### AIM OF THE TASK
Output all records exactly.

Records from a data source
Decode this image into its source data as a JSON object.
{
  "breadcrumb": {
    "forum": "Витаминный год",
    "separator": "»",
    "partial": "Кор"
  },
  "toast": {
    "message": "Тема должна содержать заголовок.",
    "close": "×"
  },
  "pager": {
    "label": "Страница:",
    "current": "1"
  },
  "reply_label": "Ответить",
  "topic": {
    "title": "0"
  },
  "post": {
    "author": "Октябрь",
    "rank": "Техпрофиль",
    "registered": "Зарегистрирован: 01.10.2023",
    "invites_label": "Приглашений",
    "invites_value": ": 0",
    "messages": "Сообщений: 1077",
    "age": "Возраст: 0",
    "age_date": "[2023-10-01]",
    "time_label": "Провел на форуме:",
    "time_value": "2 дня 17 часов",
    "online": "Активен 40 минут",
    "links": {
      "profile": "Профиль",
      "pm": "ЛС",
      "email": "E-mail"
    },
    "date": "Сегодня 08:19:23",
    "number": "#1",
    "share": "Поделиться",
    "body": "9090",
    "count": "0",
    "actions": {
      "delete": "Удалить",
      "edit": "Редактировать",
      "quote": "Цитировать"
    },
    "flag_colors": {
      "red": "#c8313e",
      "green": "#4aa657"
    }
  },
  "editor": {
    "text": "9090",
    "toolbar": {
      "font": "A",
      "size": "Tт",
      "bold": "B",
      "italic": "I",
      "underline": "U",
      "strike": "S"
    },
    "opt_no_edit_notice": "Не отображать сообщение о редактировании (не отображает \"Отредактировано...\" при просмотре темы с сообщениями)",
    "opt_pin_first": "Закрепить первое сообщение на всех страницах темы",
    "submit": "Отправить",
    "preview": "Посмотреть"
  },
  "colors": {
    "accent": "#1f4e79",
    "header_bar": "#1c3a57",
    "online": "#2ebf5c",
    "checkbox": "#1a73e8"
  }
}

### REPLY TO THE TASK
Decode this image into its source data as a JSON object.
{
  "breadcrumb": {
    "forum": "Витаминный год",
    "separator": "»",
    "partial": "Кор"
  },
  "toast": {
    "message": "Тема должна содержать заголовок.",
    "close": "×"
  },
  "pager": {
    "label": "Страница:",
    "current": "1"
  },
  "reply_label": "Ответить",
  "topic": {
    "title": "0"
  },
  "post": {
    "author": "Октябрь",
    "rank": "Техпрофиль",
    "registered": "Зарегистрирован: 01.10.2023",
    "invites_label": "Приглашений",
    "invites_value": ": 0",
    "messages": "Сообщений: 1077",
    "age": "Возраст: 0",
    "age_date": "[2023-10-01]",
    "time_label": "Провел на форуме:",
    "time_value": "2 дня 17 часов",
    "online": "Активен 40 минут",
    "links": {
      "profile": "Профиль",
      "pm": "ЛС",
      "email": "E-mail"
    },
    "date": "Сегодня 08:19:23",
    "number": "#1",
    "share": "Поделиться",
    "body": "9090",
    "count": "0",
    "actions": {
      "delete": "Удалить",
      "edit": "Редактировать",
      "quote": "Цитировать"
    },
    "flag_colors": {
      "red": "#c8313e",
      "green": "#4aa657"
    }
  },
  "editor": {
    "text": "9090",
    "toolbar": {
      "font": "A",
      "size": "Tт",
      "bold": "B",
      "italic": "I",
      "underline": "U",
      "strike": "S"
    },
    "opt_no_edit_notice": "Не отображать сообщение о редактировании (не отображает \"Отредактировано...\" при просмотре темы с сообщениями)",
    "opt_pin_first": "Закрепить первое сообщение на всех страницах темы",
    "submit": "Отправить",
    "preview": "Посмотреть"
  },
  "colors": {
    "accent": "#1f4e79",
    "header_bar": "#1c3a57",
    "online": "#2ebf5c",
    "checkbox": "#1a73e8"
  }
}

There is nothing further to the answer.